11. Get super good at threading the bobbin + top thread. It seems complicated at first, but keep at it! That's where the instruction manual is an absolute necessity. Follow the steps carefully until you get the flow of the process. Then take out the top thread and do it all over again! It took me a few weeks to master threading the top thread and bobbin without looking at the instructions, that’s how uncoordinated I am.

12. Try sewing a straight stitch across your paper. Now try different stitches, like a zig zag or blanket stitch. 

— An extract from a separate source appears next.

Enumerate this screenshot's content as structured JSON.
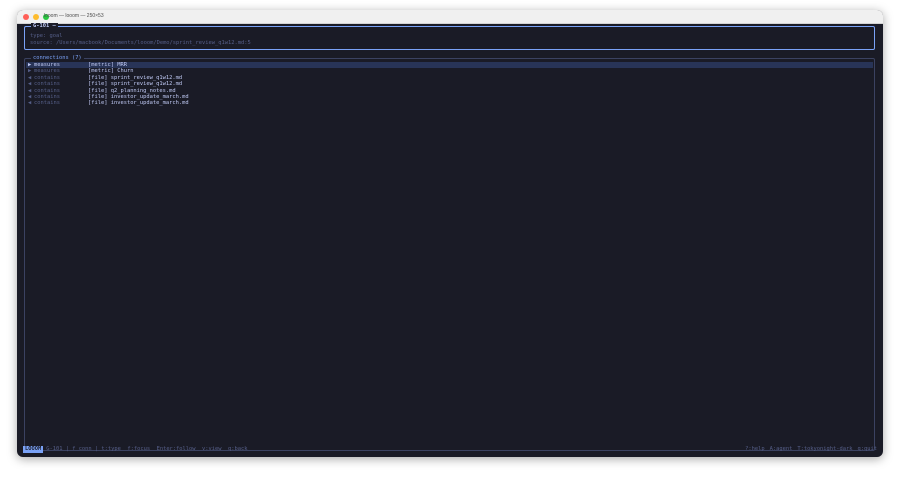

13. After you master the straight stitch with thread... place a smaller piece of paper on top of the background paper! Now sew across or in an outline around the smaller paper! Voila! They're now attached. Isn't that MAGIC? 

 

160428_april5_0022a.jpg

14. Explore the variables! Different types of papers, different combinations of papers, different types of thread and different stitches. Now play with each of those variables! Paint stitched paper. Stitch painted paper. The options are endless!

15. Test different attachments, like the presser foot. I usually sew paper with a standard presser foot attached to my machine. The presser foot is the thing that keeps the paper/fabric flat while sewing. There are different feet made for different sewing tasks and they can be switched in a minute even with clumsy hands. To do free-motion stitching, for example, you would use a darning foot.

16. Understand the feed dogs. When I sew paper it's usually with the feed dogs "up." The feed dogs are grippy pieces of metal that "pull" your fabric/paper through under the needle. There's a lever on your machine that puts them up or down. So if they are up, they move the fabric/paper along like a conveyor belt. If they are down, they do zilch, nothing at all. But that means that YOU have to move the material or the thread will jam. If you are just starting out, get used to your machine functionality with the feed dogs "up" and get very comfy with that first. 

17. To make your own little journals, you'll need to cut larger sheets of paper down to size. To cut paper, I use the same tools as sewists and quilters. Basically, that's a plastic cutting guide {i.e. Shape Cut Plus 12x18" Slotted Ruler} plus a rotary cutting tool {i.e. Fiskars 45mm Stick Rotary Cutter} plus a self-healing cutting mat underneath {i.e. Olfa Cutting Mat}. Hint: Get a mat larger than the ruler you plan to use.

Stitched accordion book by Tammy Garcia.

18. When you get comfy with regular sewing, try free-motion sewing. Simultaneously wacky, wild, wonderful and without rules! The portrait below, on burlap, was created in this way. I've seen this called free-style or free-motion, FYI. Usually this is done with feed dogs down AND a darning foot swapped out for that regular foot. You move the paper or fabric with your hands. The results are completely different and it's way more challenging and takes some coordination and experimentation before you'll feel comfy! I'm spatially challenged but getting the hang of it:)

Watercolor, stitching, ink, 2014

Watercolor, stitching, ink, 2014

Free-motion stitching on fabric, 2013

Free-motion stitching on fabric, 2013